**WHAT YOU WILL DO:** Each record below needs to be reproduced precisely, though not its pictures.

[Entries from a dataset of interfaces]
+-------+

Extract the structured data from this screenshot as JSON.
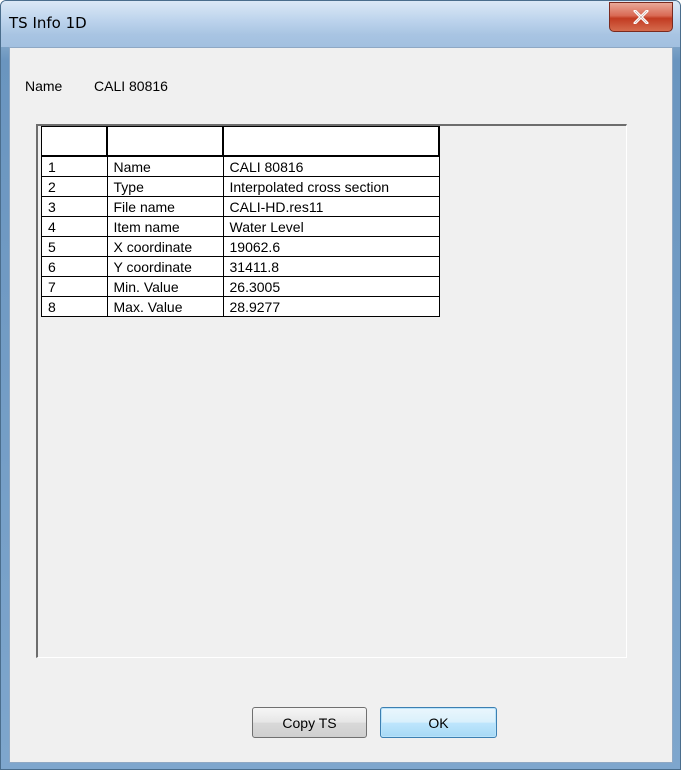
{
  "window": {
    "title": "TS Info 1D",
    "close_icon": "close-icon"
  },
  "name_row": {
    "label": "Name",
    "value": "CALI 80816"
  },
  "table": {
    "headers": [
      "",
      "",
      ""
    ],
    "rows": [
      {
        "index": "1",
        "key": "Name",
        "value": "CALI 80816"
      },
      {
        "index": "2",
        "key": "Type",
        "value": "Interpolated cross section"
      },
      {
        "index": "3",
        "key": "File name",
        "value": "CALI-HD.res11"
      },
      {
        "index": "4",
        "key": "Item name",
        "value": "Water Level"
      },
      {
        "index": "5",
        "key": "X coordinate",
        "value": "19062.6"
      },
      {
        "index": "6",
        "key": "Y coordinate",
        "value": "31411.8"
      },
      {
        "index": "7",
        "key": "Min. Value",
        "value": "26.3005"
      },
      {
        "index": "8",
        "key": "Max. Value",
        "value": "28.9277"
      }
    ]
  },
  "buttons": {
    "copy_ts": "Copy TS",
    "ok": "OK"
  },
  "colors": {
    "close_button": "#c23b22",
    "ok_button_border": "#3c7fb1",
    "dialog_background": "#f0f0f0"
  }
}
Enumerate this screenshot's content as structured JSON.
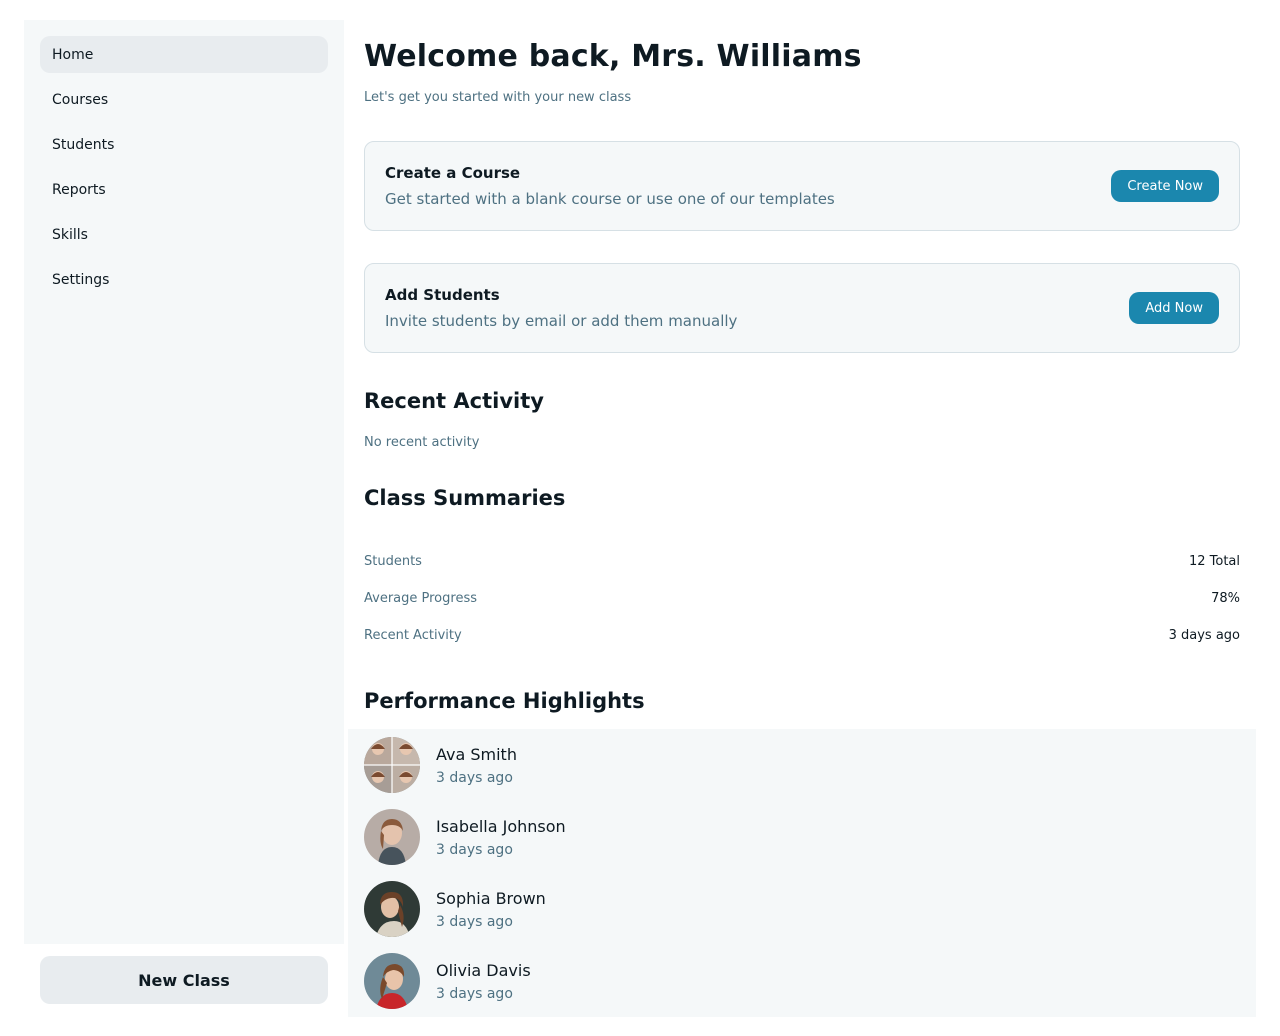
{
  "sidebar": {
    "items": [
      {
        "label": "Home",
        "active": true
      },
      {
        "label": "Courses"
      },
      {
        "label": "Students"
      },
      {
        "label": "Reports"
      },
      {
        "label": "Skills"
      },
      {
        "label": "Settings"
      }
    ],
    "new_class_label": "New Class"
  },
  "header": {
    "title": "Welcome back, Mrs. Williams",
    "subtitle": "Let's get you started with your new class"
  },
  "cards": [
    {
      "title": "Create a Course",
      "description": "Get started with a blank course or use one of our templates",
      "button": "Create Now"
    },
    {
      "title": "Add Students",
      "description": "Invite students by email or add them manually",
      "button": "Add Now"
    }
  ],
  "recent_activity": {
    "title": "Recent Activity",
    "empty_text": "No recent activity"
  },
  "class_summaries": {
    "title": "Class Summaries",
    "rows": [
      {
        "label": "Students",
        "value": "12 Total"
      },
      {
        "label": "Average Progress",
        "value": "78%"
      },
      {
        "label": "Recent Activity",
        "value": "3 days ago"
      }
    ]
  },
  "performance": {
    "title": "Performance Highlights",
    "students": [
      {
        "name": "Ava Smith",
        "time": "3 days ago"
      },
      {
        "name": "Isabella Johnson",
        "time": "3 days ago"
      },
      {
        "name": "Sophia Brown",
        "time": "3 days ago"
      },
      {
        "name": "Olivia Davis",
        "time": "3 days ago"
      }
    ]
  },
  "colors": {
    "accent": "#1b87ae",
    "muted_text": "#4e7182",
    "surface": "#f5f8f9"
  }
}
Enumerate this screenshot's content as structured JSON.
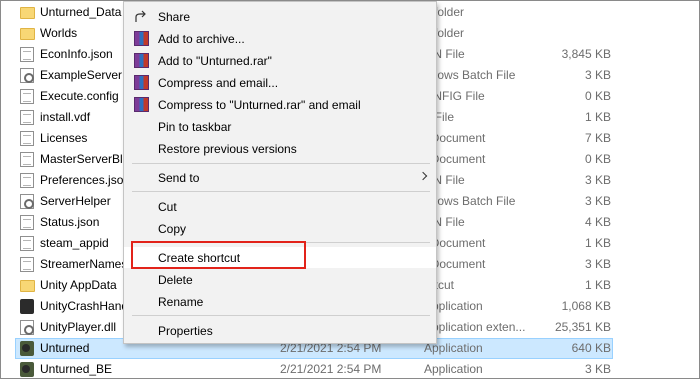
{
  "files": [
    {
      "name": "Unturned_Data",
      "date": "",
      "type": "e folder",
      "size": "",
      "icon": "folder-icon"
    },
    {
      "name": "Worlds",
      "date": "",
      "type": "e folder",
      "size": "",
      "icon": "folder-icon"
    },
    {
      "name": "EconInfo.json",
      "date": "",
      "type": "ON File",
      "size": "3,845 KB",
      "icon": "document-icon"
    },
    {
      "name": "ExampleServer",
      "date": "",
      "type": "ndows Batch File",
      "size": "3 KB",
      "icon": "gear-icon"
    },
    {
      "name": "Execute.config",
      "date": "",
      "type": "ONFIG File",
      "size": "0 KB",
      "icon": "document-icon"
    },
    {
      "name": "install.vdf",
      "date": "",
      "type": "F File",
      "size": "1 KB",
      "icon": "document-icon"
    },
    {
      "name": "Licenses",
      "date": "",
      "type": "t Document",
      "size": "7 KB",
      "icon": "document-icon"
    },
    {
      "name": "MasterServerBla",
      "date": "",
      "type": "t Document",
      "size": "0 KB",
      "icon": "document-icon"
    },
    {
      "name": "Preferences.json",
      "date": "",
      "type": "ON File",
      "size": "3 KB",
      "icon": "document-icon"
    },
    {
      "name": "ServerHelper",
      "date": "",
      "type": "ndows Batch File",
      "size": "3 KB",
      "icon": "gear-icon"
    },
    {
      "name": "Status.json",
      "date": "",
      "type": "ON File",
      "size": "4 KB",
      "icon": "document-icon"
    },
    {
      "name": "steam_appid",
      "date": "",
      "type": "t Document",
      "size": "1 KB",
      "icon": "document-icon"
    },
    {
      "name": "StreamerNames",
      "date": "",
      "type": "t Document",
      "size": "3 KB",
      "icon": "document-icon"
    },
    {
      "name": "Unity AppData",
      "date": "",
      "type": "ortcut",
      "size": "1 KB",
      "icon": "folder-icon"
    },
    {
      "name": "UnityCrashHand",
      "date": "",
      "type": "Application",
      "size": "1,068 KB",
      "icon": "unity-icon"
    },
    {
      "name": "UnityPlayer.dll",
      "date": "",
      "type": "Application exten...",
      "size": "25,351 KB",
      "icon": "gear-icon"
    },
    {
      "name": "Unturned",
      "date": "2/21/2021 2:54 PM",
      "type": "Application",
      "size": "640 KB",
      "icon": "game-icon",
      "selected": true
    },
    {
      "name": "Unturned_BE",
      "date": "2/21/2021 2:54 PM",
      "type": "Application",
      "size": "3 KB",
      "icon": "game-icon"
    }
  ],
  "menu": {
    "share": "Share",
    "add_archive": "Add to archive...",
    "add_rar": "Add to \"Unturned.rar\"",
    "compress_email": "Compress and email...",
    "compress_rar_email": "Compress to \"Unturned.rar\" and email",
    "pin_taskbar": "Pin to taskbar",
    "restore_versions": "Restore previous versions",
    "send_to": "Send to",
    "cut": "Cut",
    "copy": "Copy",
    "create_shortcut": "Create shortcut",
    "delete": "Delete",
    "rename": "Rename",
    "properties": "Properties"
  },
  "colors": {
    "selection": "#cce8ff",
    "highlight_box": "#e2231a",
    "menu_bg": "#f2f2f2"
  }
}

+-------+

**ANSWER TO THE PROBLEM:**
Extract the structured data from this screenshot as JSON.
{
  "window": {
    "title": "TS Info 1D",
    "close_icon": "close-icon"
  },
  "name_row": {
    "label": "Name",
    "value": "CALI 80816"
  },
  "table": {
    "headers": [
      "",
      "",
      ""
    ],
    "rows": [
      {
        "index": "1",
        "key": "Name",
        "value": "CALI 80816"
      },
      {
        "index": "2",
        "key": "Type",
        "value": "Interpolated cross section"
      },
      {
        "index": "3",
        "key": "File name",
        "value": "CALI-HD.res11"
      },
      {
        "index": "4",
        "key": "Item name",
        "value": "Water Level"
      },
      {
        "index": "5",
        "key": "X coordinate",
        "value": "19062.6"
      },
      {
        "index": "6",
        "key": "Y coordinate",
        "value": "31411.8"
      },
      {
        "index": "7",
        "key": "Min. Value",
        "value": "26.3005"
      },
      {
        "index": "8",
        "key": "Max. Value",
        "value": "28.9277"
      }
    ]
  },
  "buttons": {
    "copy_ts": "Copy TS",
    "ok": "OK"
  },
  "colors": {
    "close_button": "#c23b22",
    "ok_button_border": "#3c7fb1",
    "dialog_background": "#f0f0f0"
  }
}
Enumerate this screenshot's content as structured JSON.
{
  "sidebar": {
    "items": [
      {
        "label": "Home",
        "active": true
      },
      {
        "label": "Courses"
      },
      {
        "label": "Students"
      },
      {
        "label": "Reports"
      },
      {
        "label": "Skills"
      },
      {
        "label": "Settings"
      }
    ],
    "new_class_label": "New Class"
  },
  "header": {
    "title": "Welcome back, Mrs. Williams",
    "subtitle": "Let's get you started with your new class"
  },
  "cards": [
    {
      "title": "Create a Course",
      "description": "Get started with a blank course or use one of our templates",
      "button": "Create Now"
    },
    {
      "title": "Add Students",
      "description": "Invite students by email or add them manually",
      "button": "Add Now"
    }
  ],
  "recent_activity": {
    "title": "Recent Activity",
    "empty_text": "No recent activity"
  },
  "class_summaries": {
    "title": "Class Summaries",
    "rows": [
      {
        "label": "Students",
        "value": "12 Total"
      },
      {
        "label": "Average Progress",
        "value": "78%"
      },
      {
        "label": "Recent Activity",
        "value": "3 days ago"
      }
    ]
  },
  "performance": {
    "title": "Performance Highlights",
    "students": [
      {
        "name": "Ava Smith",
        "time": "3 days ago"
      },
      {
        "name": "Isabella Johnson",
        "time": "3 days ago"
      },
      {
        "name": "Sophia Brown",
        "time": "3 days ago"
      },
      {
        "name": "Olivia Davis",
        "time": "3 days ago"
      }
    ]
  },
  "colors": {
    "accent": "#1b87ae",
    "muted_text": "#4e7182",
    "surface": "#f5f8f9"
  }
}
Enumerate this screenshot's content as structured JSON.
{
  "files": [
    {
      "name": "Unturned_Data",
      "date": "",
      "type": "e folder",
      "size": "",
      "icon": "folder-icon"
    },
    {
      "name": "Worlds",
      "date": "",
      "type": "e folder",
      "size": "",
      "icon": "folder-icon"
    },
    {
      "name": "EconInfo.json",
      "date": "",
      "type": "ON File",
      "size": "3,845 KB",
      "icon": "document-icon"
    },
    {
      "name": "ExampleServer",
      "date": "",
      "type": "ndows Batch File",
      "size": "3 KB",
      "icon": "gear-icon"
    },
    {
      "name": "Execute.config",
      "date": "",
      "type": "ONFIG File",
      "size": "0 KB",
      "icon": "document-icon"
    },
    {
      "name": "install.vdf",
      "date": "",
      "type": "F File",
      "size": "1 KB",
      "icon": "document-icon"
    },
    {
      "name": "Licenses",
      "date": "",
      "type": "t Document",
      "size": "7 KB",
      "icon": "document-icon"
    },
    {
      "name": "MasterServerBla",
      "date": "",
      "type": "t Document",
      "size": "0 KB",
      "icon": "document-icon"
    },
    {
      "name": "Preferences.json",
      "date": "",
      "type": "ON File",
      "size": "3 KB",
      "icon": "document-icon"
    },
    {
      "name": "ServerHelper",
      "date": "",
      "type": "ndows Batch File",
      "size": "3 KB",
      "icon": "gear-icon"
    },
    {
      "name": "Status.json",
      "date": "",
      "type": "ON File",
      "size": "4 KB",
      "icon": "document-icon"
    },
    {
      "name": "steam_appid",
      "date": "",
      "type": "t Document",
      "size": "1 KB",
      "icon": "document-icon"
    },
    {
      "name": "StreamerNames",
      "date": "",
      "type": "t Document",
      "size": "3 KB",
      "icon": "document-icon"
    },
    {
      "name": "Unity AppData",
      "date": "",
      "type": "ortcut",
      "size": "1 KB",
      "icon": "folder-icon"
    },
    {
      "name": "UnityCrashHand",
      "date": "",
      "type": "Application",
      "size": "1,068 KB",
      "icon": "unity-icon"
    },
    {
      "name": "UnityPlayer.dll",
      "date": "",
      "type": "Application exten...",
      "size": "25,351 KB",
      "icon": "gear-icon"
    },
    {
      "name": "Unturned",
      "date": "2/21/2021 2:54 PM",
      "type": "Application",
      "size": "640 KB",
      "icon": "game-icon",
      "selected": true
    },
    {
      "name": "Unturned_BE",
      "date": "2/21/2021 2:54 PM",
      "type": "Application",
      "size": "3 KB",
      "icon": "game-icon"
    }
  ],
  "menu": {
    "share": "Share",
    "add_archive": "Add to archive...",
    "add_rar": "Add to \"Unturned.rar\"",
    "compress_email": "Compress and email...",
    "compress_rar_email": "Compress to \"Unturned.rar\" and email",
    "pin_taskbar": "Pin to taskbar",
    "restore_versions": "Restore previous versions",
    "send_to": "Send to",
    "cut": "Cut",
    "copy": "Copy",
    "create_shortcut": "Create shortcut",
    "delete": "Delete",
    "rename": "Rename",
    "properties": "Properties"
  },
  "colors": {
    "selection": "#cce8ff",
    "highlight_box": "#e2231a",
    "menu_bg": "#f2f2f2"
  }
}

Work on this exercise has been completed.